Sarah Dodds, instructional designer at eWorks

Sarah Dodds is an award-winning instructional designer. She transforms ideas, content, information and problems into meaningful learning experiences that engage and involve learners. Here Sarah offers clever strategies for cutting out the drivel and sticking to your key messages when designing compliance training. Perhaps not as difficult as you think?

Avoiding compliance training—no can do

That we operate in a compliance-driven world cannot be news to anyone but the freest of spirits. To find out more please see:

  • Our Work Instruction
  • Our Policy (Parts I, III and IV)
  • Our Procedure
  • The Act 2004.

A familiar list that makes you sit a little lower? Maybe even groan internally? Process and procedure documents are overwhelmingly unavoidable. Most, if not all, work practices are governed by some degree of predetermined process that, most likely, supports an overarching policy, which may, or may not, be driven by state or federal law (or perhaps industry best practice). This is not to say that process is a bad thing—on a fundamental level, process keeps us safe and fair. But for the e-learner, process can spell a near death experience of clicking and scrolling and swiping through endless lists of policy, procedure, checklists, flowcharts and decision trees.

So, what to do?

Beyond writing a short summary of the most critical documents (more about this horribly difficult task in another post) how can we, the instructional designer and writer, add meaning to lists of processes in the e-learning format?

Process and procedures are essentially rules that govern our decision making and for this reason it pays to look at the work of Nobel Prize-winning author and psychologist, Daniel Kahneman.
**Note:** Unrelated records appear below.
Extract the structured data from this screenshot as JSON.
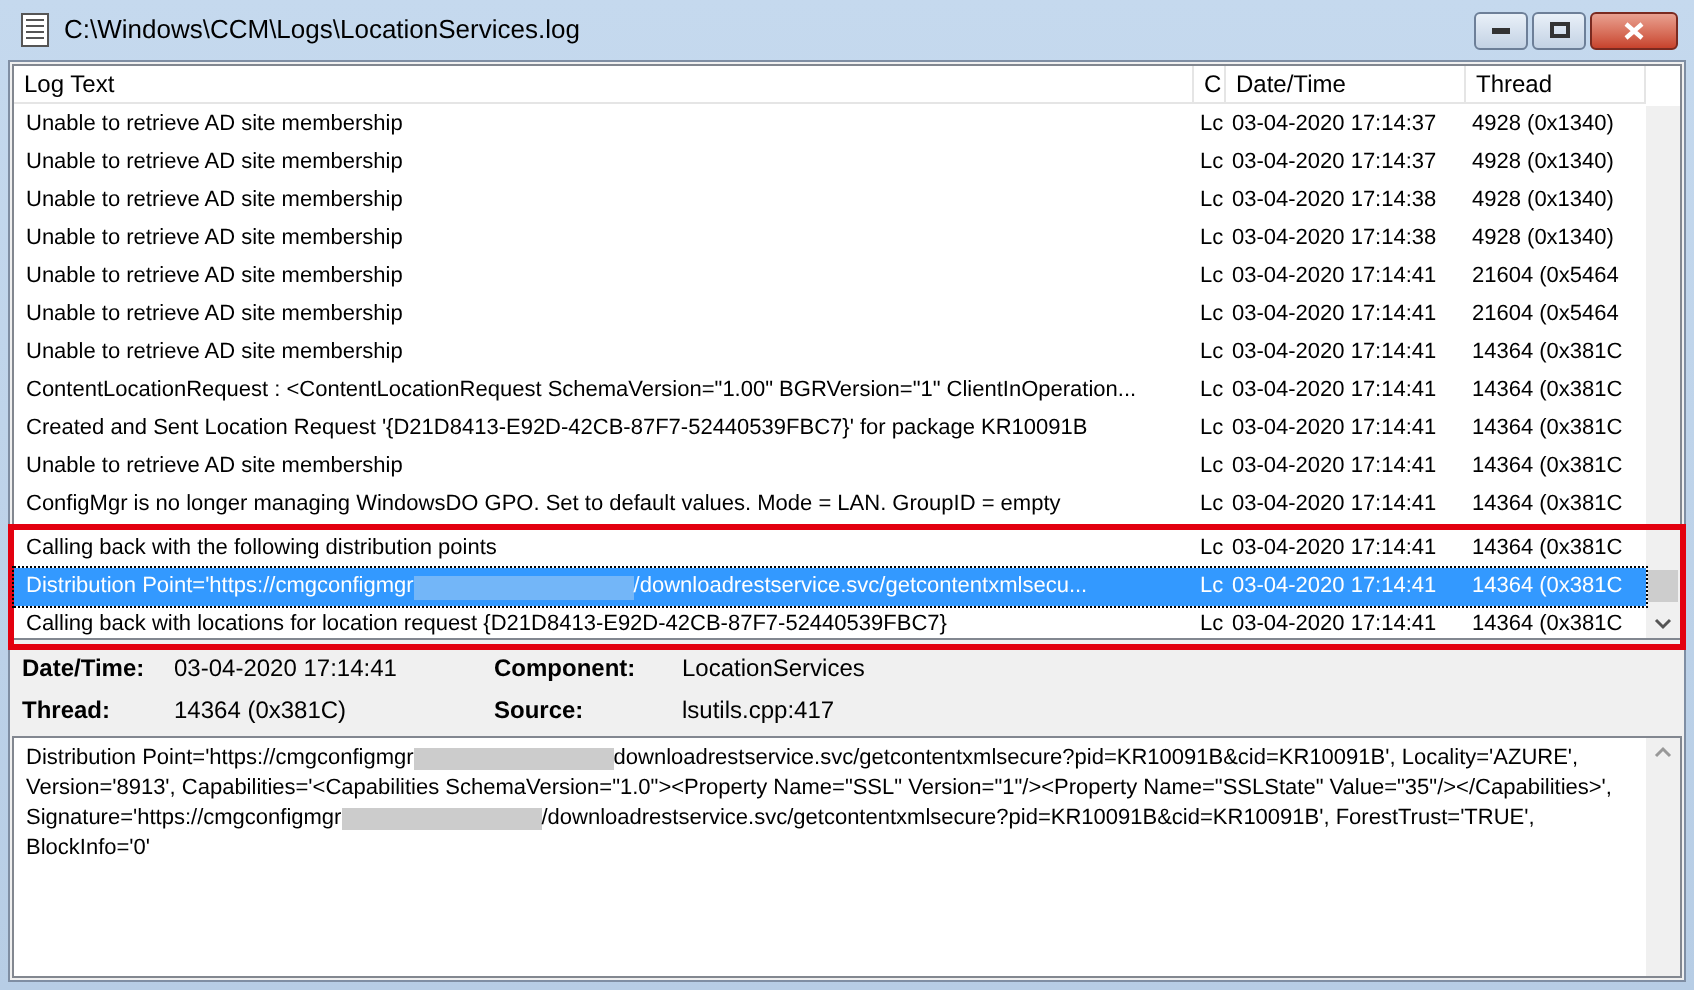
{
  "window": {
    "title": "C:\\Windows\\CCM\\Logs\\LocationServices.log"
  },
  "columns": [
    "Log Text",
    "C",
    "Date/Time",
    "Thread"
  ],
  "rows": [
    {
      "parts": [
        {
          "kind": "text",
          "text": "Unable to retrieve AD site membership"
        }
      ],
      "component": "Lc",
      "datetime": "03-04-2020 17:14:37",
      "thread": "4928 (0x1340)",
      "selected": false,
      "highlighted": false
    },
    {
      "parts": [
        {
          "kind": "text",
          "text": "Unable to retrieve AD site membership"
        }
      ],
      "component": "Lc",
      "datetime": "03-04-2020 17:14:37",
      "thread": "4928 (0x1340)",
      "selected": false,
      "highlighted": false
    },
    {
      "parts": [
        {
          "kind": "text",
          "text": "Unable to retrieve AD site membership"
        }
      ],
      "component": "Lc",
      "datetime": "03-04-2020 17:14:38",
      "thread": "4928 (0x1340)",
      "selected": false,
      "highlighted": false
    },
    {
      "parts": [
        {
          "kind": "text",
          "text": "Unable to retrieve AD site membership"
        }
      ],
      "component": "Lc",
      "datetime": "03-04-2020 17:14:38",
      "thread": "4928 (0x1340)",
      "selected": false,
      "highlighted": false
    },
    {
      "parts": [
        {
          "kind": "text",
          "text": "Unable to retrieve AD site membership"
        }
      ],
      "component": "Lc",
      "datetime": "03-04-2020 17:14:41",
      "thread": "21604 (0x5464",
      "selected": false,
      "highlighted": false
    },
    {
      "parts": [
        {
          "kind": "text",
          "text": "Unable to retrieve AD site membership"
        }
      ],
      "component": "Lc",
      "datetime": "03-04-2020 17:14:41",
      "thread": "21604 (0x5464",
      "selected": false,
      "highlighted": false
    },
    {
      "parts": [
        {
          "kind": "text",
          "text": "Unable to retrieve AD site membership"
        }
      ],
      "component": "Lc",
      "datetime": "03-04-2020 17:14:41",
      "thread": "14364 (0x381C",
      "selected": false,
      "highlighted": false
    },
    {
      "parts": [
        {
          "kind": "text",
          "text": "ContentLocationRequest : <ContentLocationRequest SchemaVersion=\"1.00\" BGRVersion=\"1\" ClientInOperation..."
        }
      ],
      "component": "Lc",
      "datetime": "03-04-2020 17:14:41",
      "thread": "14364 (0x381C",
      "selected": false,
      "highlighted": false
    },
    {
      "parts": [
        {
          "kind": "text",
          "text": "Created and Sent Location Request '{D21D8413-E92D-42CB-87F7-52440539FBC7}' for package KR10091B"
        }
      ],
      "component": "Lc",
      "datetime": "03-04-2020 17:14:41",
      "thread": "14364 (0x381C",
      "selected": false,
      "highlighted": false
    },
    {
      "parts": [
        {
          "kind": "text",
          "text": "Unable to retrieve AD site membership"
        }
      ],
      "component": "Lc",
      "datetime": "03-04-2020 17:14:41",
      "thread": "14364 (0x381C",
      "selected": false,
      "highlighted": false
    },
    {
      "parts": [
        {
          "kind": "text",
          "text": "ConfigMgr is no longer managing WindowsDO GPO.  Set to default values. Mode = LAN. GroupID = empty"
        }
      ],
      "component": "Lc",
      "datetime": "03-04-2020 17:14:41",
      "thread": "14364 (0x381C",
      "selected": false,
      "highlighted": false
    },
    {
      "parts": [
        {
          "kind": "text",
          "text": "Calling back with the following distribution points"
        }
      ],
      "component": "Lc",
      "datetime": "03-04-2020 17:14:41",
      "thread": "14364 (0x381C",
      "selected": false,
      "highlighted": true
    },
    {
      "parts": [
        {
          "kind": "text",
          "text": "Distribution Point='https://cmgconfigmgr"
        },
        {
          "kind": "redaction"
        },
        {
          "kind": "text",
          "text": "/downloadrestservice.svc/getcontentxmlsecu..."
        }
      ],
      "component": "Lc",
      "datetime": "03-04-2020 17:14:41",
      "thread": "14364 (0x381C",
      "selected": true,
      "highlighted": true
    },
    {
      "parts": [
        {
          "kind": "text",
          "text": "Calling back with locations for location request {D21D8413-E92D-42CB-87F7-52440539FBC7}"
        }
      ],
      "component": "Lc",
      "datetime": "03-04-2020 17:14:41",
      "thread": "14364 (0x381C",
      "selected": false,
      "highlighted": true
    }
  ],
  "details": {
    "datetime_label": "Date/Time:",
    "datetime": "03-04-2020 17:14:41",
    "component_label": "Component:",
    "component": "LocationServices",
    "thread_label": "Thread:",
    "thread": "14364 (0x381C)",
    "source_label": "Source:",
    "source": "lsutils.cpp:417"
  },
  "message": [
    [
      {
        "kind": "text",
        "text": "Distribution Point='https://cmgconfigmgr"
      },
      {
        "kind": "redaction"
      },
      {
        "kind": "text",
        "text": "downloadrestservice.svc/getcontentxmlsecure?pid=KR10091B&cid=KR10091B', Locality='AZURE',"
      }
    ],
    [
      {
        "kind": "text",
        "text": "Version='8913', Capabilities='<Capabilities SchemaVersion=\"1.0\"><Property Name=\"SSL\" Version=\"1\"/><Property Name=\"SSLState\" Value=\"35\"/></Capabilities>',"
      }
    ],
    [
      {
        "kind": "text",
        "text": "Signature='https://cmgconfigmgr"
      },
      {
        "kind": "redaction"
      },
      {
        "kind": "text",
        "text": "/downloadrestservice.svc/getcontentxmlsecure?pid=KR10091B&cid=KR10091B', ForestTrust='TRUE',"
      }
    ],
    [
      {
        "kind": "text",
        "text": "BlockInfo='0'"
      }
    ]
  ]
}
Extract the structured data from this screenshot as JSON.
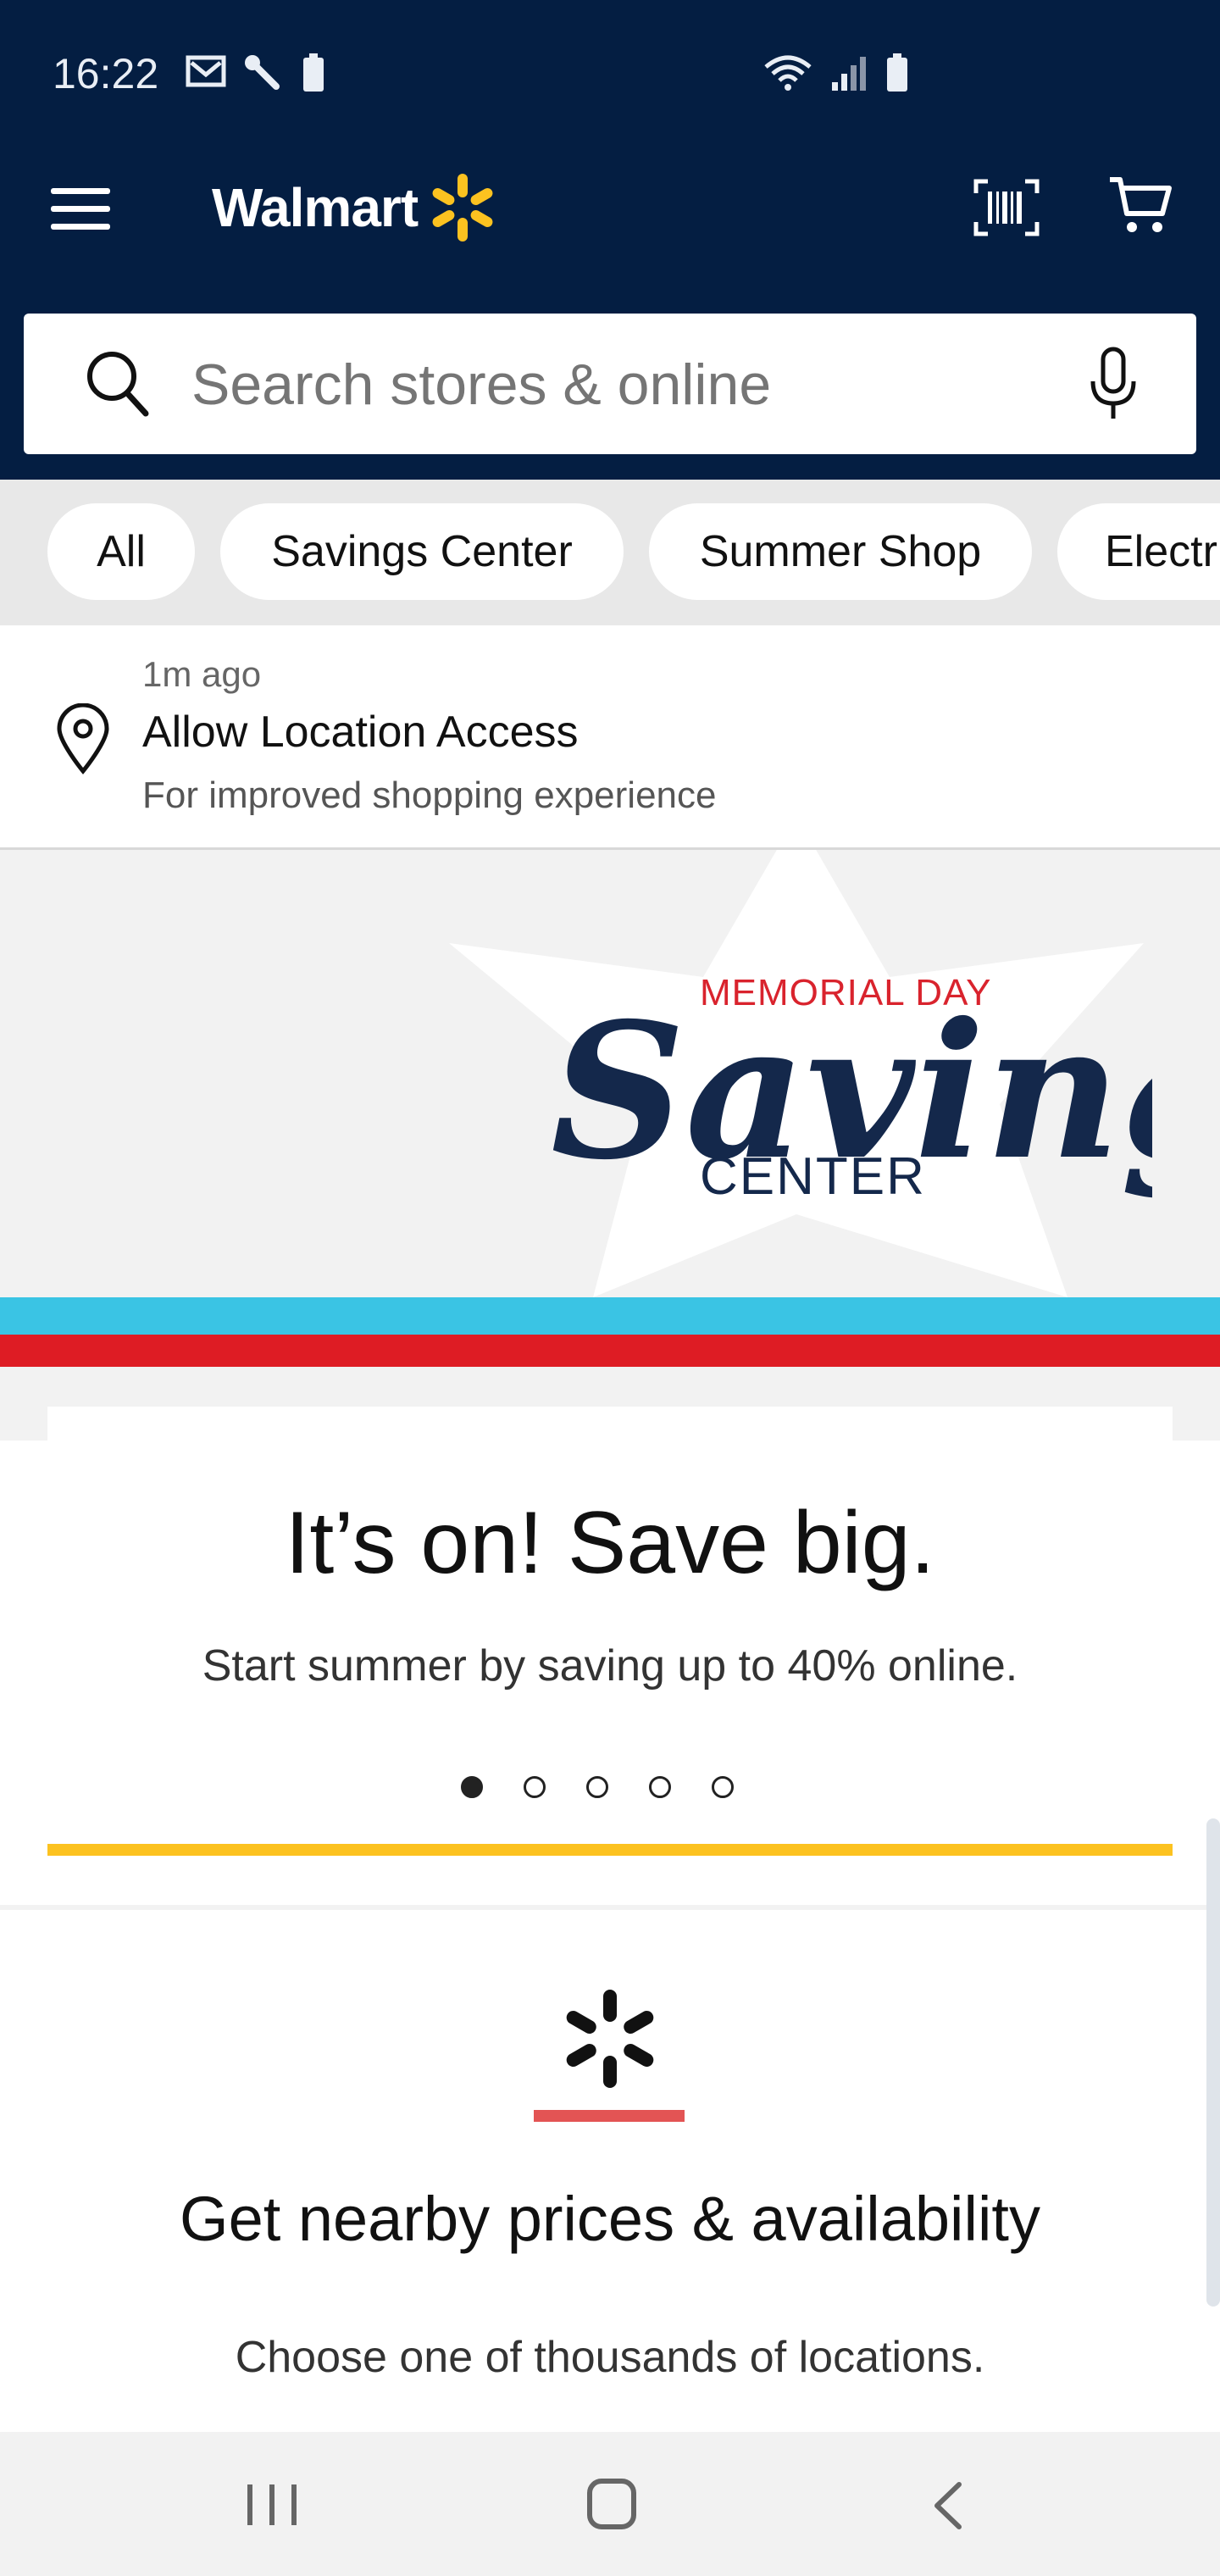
{
  "status_bar": {
    "time": "16:22",
    "left_icons": [
      "mail-icon",
      "wrench-icon",
      "battery-saver-icon"
    ],
    "right_icons": [
      "wifi-icon",
      "signal-icon",
      "battery-icon"
    ]
  },
  "app_bar": {
    "brand": "Walmart",
    "brand_color": "#041e42",
    "spark_color": "#fcc220"
  },
  "search": {
    "placeholder": "Search stores & online",
    "value": ""
  },
  "chips": [
    {
      "label": "All"
    },
    {
      "label": "Savings Center"
    },
    {
      "label": "Summer Shop"
    },
    {
      "label": "Electr"
    }
  ],
  "notification": {
    "time": "1m ago",
    "title": "Allow Location Access",
    "subtitle": "For improved shopping experience"
  },
  "banner": {
    "line1": "MEMORIAL DAY",
    "script": "Savings",
    "line3": "CENTER",
    "stripe_blue": "#3ac4e4",
    "stripe_red": "#de1c24"
  },
  "promo": {
    "title": "It’s on! Save big.",
    "subtitle": "Start summer by saving up to 40% online.",
    "carousel_total": 5,
    "carousel_active": 1,
    "accent_bar": "#fcc220"
  },
  "location_card": {
    "title": "Get nearby prices & availability",
    "subtitle": "Choose one of thousands of locations.",
    "underline_color": "#e35454"
  },
  "nav_bar": {
    "buttons": [
      "recent-apps-icon",
      "home-icon",
      "back-icon"
    ]
  }
}
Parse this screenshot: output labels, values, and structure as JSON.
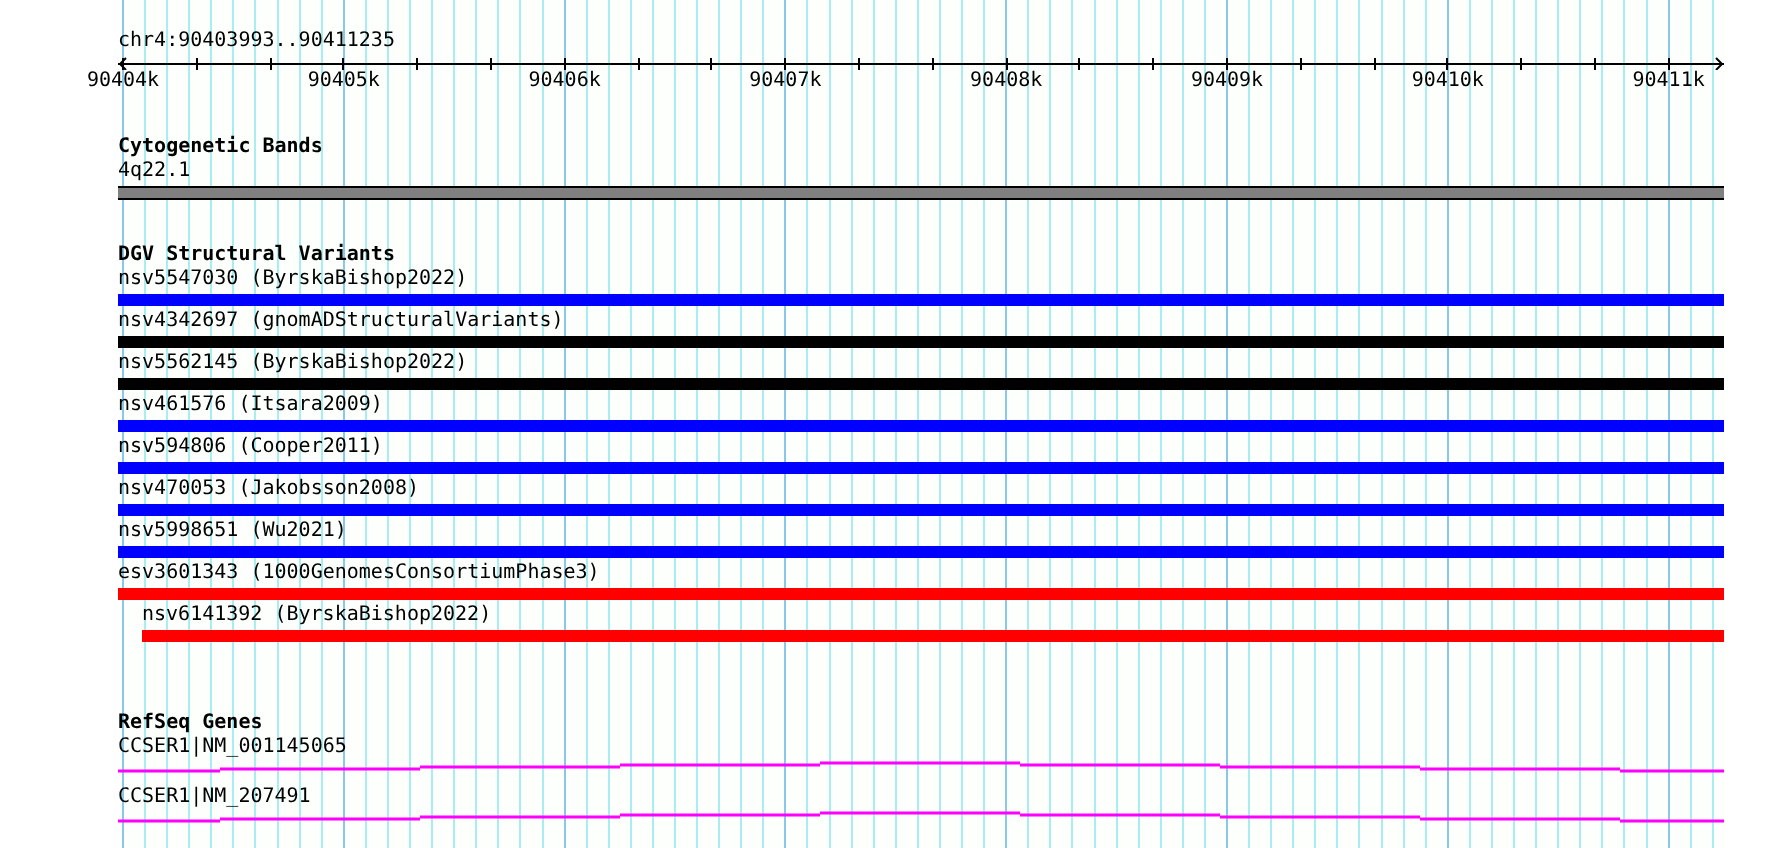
{
  "ruler": {
    "region": "chr4:90403993..90411235",
    "ticks": [
      "90404k",
      "90405k",
      "90406k",
      "90407k",
      "90408k",
      "90409k",
      "90410k",
      "90411k"
    ]
  },
  "cytogenetic_bands": {
    "title": "Cytogenetic Bands",
    "bands": [
      {
        "label": "4q22.1"
      }
    ]
  },
  "dgv": {
    "title": "DGV Structural Variants",
    "variants": [
      {
        "label": "nsv5547030 (ByrskaBishop2022)",
        "color": "#0000ff"
      },
      {
        "label": "nsv4342697 (gnomADStructuralVariants)",
        "color": "#000000"
      },
      {
        "label": "nsv5562145 (ByrskaBishop2022)",
        "color": "#000000"
      },
      {
        "label": "nsv461576 (Itsara2009)",
        "color": "#0000ff"
      },
      {
        "label": "nsv594806 (Cooper2011)",
        "color": "#0000ff"
      },
      {
        "label": "nsv470053 (Jakobsson2008)",
        "color": "#0000ff"
      },
      {
        "label": "nsv5998651 (Wu2021)",
        "color": "#0000ff"
      },
      {
        "label": "esv3601343 (1000GenomesConsortiumPhase3)",
        "color": "#ff0000",
        "children": [
          {
            "label": "nsv6141392 (ByrskaBishop2022)",
            "color": "#ff0000"
          }
        ]
      }
    ]
  },
  "refseq_genes": {
    "title": "RefSeq Genes",
    "genes": [
      {
        "label": "CCSER1|NM_001145065"
      },
      {
        "label": "CCSER1|NM_207491"
      }
    ]
  }
}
In his book, Thinking, Fast and Slow, Kahneman presents years of research relating to cognitive biases (judgement and decision making). Early in the piece, he states that “errors of intuitive thought are difficult to overcome”, and that “the best we can do is a compromise; learn to recognize situations in which mistakes are likely and try harder to avoid significant mistakes when the stakes are high.”

So, where lists of process documents are concerned we might try to:

  • Illustrate situations “in which mistakes are likely”. This can be done with real or fictional case studies.
  • Look closely at policy and procedures documents “when stakes are high”. That is, provide greater explanation of policy documentation when consequences are grave.

Most importantly, Kahneman also states the premise of his book; “it is easier to recognize other people’s mistakes than our own.” Permission granted! What we have always known but found difficult to justify—it pays to use other people’s horror stories as vehicles for learning.

Where to next?

For more information and some thought-provoking ideas, have a read of Kahneman’s revealing book. And never forget that while it might not be possible to make all compliance training super fun, with a little thought and creativity it can be engaging and effective. Good luck!

Need a hand designing your compliance training? Simply contact eWorks.